Blandford: Since we're immersed in WWI, let's talk about Col. William Hall-Walker and his Tully Stud in Kildare, Ireland. The Colonel used astrology to determine if the horses he bred would amount to anything worth keeping, reading their horoscope at birth and selling those who did not appear promising. While not always correct, "even a blind hog finds an acorn every once in a while." This particular hog felt an essential need to improve his nation's cavalry and gave the British government $370,000 worth of thoroughbred breeding stock. In return, the country purchased Tully Stud and his Wiltshire training farm for $325,000 and named the man Lord Wavertree. Thus began the National Stud for Great Britain. In 1943, the Stud moved to England and in 1945, the Tully property became the Irish National Stud. But I digress...
|Mahmoud at the Epsom Derby.|

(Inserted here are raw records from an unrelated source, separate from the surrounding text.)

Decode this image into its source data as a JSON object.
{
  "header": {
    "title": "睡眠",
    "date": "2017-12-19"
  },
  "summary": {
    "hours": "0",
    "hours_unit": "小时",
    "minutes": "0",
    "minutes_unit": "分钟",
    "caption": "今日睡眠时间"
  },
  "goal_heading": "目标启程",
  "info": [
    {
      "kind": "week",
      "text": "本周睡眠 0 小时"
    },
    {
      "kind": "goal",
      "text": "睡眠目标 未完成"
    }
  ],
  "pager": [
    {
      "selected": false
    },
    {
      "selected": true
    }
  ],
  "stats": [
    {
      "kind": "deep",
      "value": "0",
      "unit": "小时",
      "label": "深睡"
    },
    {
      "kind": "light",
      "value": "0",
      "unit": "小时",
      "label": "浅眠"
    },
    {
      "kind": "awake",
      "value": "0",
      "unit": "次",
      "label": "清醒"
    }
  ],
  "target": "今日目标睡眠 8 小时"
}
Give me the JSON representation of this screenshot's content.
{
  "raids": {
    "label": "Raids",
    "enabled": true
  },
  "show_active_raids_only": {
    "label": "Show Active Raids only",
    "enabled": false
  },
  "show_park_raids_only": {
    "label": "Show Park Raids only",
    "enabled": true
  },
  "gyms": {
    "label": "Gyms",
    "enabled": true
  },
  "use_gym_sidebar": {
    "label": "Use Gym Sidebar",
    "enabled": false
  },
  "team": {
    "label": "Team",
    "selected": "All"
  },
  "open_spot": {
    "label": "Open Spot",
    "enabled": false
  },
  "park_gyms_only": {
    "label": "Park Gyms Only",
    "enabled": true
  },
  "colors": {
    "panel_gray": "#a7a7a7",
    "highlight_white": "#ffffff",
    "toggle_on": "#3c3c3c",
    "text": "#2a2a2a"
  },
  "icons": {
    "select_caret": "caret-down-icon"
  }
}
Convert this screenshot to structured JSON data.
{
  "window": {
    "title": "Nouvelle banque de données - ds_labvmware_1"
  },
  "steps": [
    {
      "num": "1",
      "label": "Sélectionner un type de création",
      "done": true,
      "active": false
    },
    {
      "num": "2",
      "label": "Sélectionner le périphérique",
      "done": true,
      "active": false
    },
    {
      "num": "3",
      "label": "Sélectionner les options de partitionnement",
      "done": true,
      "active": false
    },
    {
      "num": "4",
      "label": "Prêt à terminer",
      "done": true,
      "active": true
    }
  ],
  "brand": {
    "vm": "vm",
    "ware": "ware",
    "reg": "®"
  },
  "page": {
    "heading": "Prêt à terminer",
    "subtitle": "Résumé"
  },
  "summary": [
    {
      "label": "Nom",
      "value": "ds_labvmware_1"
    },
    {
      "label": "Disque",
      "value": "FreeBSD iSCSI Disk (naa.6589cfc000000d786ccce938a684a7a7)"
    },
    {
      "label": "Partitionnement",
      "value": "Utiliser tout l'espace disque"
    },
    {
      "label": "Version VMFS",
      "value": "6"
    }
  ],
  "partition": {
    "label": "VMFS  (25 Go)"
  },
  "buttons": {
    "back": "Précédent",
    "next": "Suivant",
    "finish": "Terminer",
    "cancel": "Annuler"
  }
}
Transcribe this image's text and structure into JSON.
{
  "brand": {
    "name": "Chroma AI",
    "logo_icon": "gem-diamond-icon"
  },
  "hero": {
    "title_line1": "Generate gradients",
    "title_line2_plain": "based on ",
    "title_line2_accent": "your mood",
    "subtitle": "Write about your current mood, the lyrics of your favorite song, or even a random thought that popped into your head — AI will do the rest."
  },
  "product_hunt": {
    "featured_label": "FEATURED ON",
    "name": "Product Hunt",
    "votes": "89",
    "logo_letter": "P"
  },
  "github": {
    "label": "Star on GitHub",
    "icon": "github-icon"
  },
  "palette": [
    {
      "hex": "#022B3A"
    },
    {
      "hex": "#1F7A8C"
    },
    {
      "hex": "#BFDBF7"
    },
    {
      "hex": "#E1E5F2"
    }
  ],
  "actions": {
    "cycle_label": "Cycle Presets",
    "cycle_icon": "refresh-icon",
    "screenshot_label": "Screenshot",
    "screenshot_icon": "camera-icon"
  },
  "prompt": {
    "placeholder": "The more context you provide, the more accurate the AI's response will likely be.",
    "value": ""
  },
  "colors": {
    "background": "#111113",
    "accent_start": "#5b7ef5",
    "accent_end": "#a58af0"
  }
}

Mumtaz Begum: That Blenheim filly above, foaled in 1932 in France, turned out to have something of her own to offer. Although she only raced as a two year old, she made her mark on the racing world when, of her ten foals, one was sired by the already famous Catnip son, Nearco, a match made in Ireland by the Aga Khan III. In 1940, Mumtaz Begum gave us Nasrullah. Due to his unpredictable and rather lazy temperament, after standing for seven years in the UK, owned by Brownstone Stud in County Kildare, he was then sold to Claiborne Farm in the US in 1951. This opinionated son was Leading Sire five times in the US and sired Never Say Die, Nashua, Bold Ruler, Never Bend, Red God and many other premier stallions, stamping the legacy of his grandmother on the Thoroughbred breed.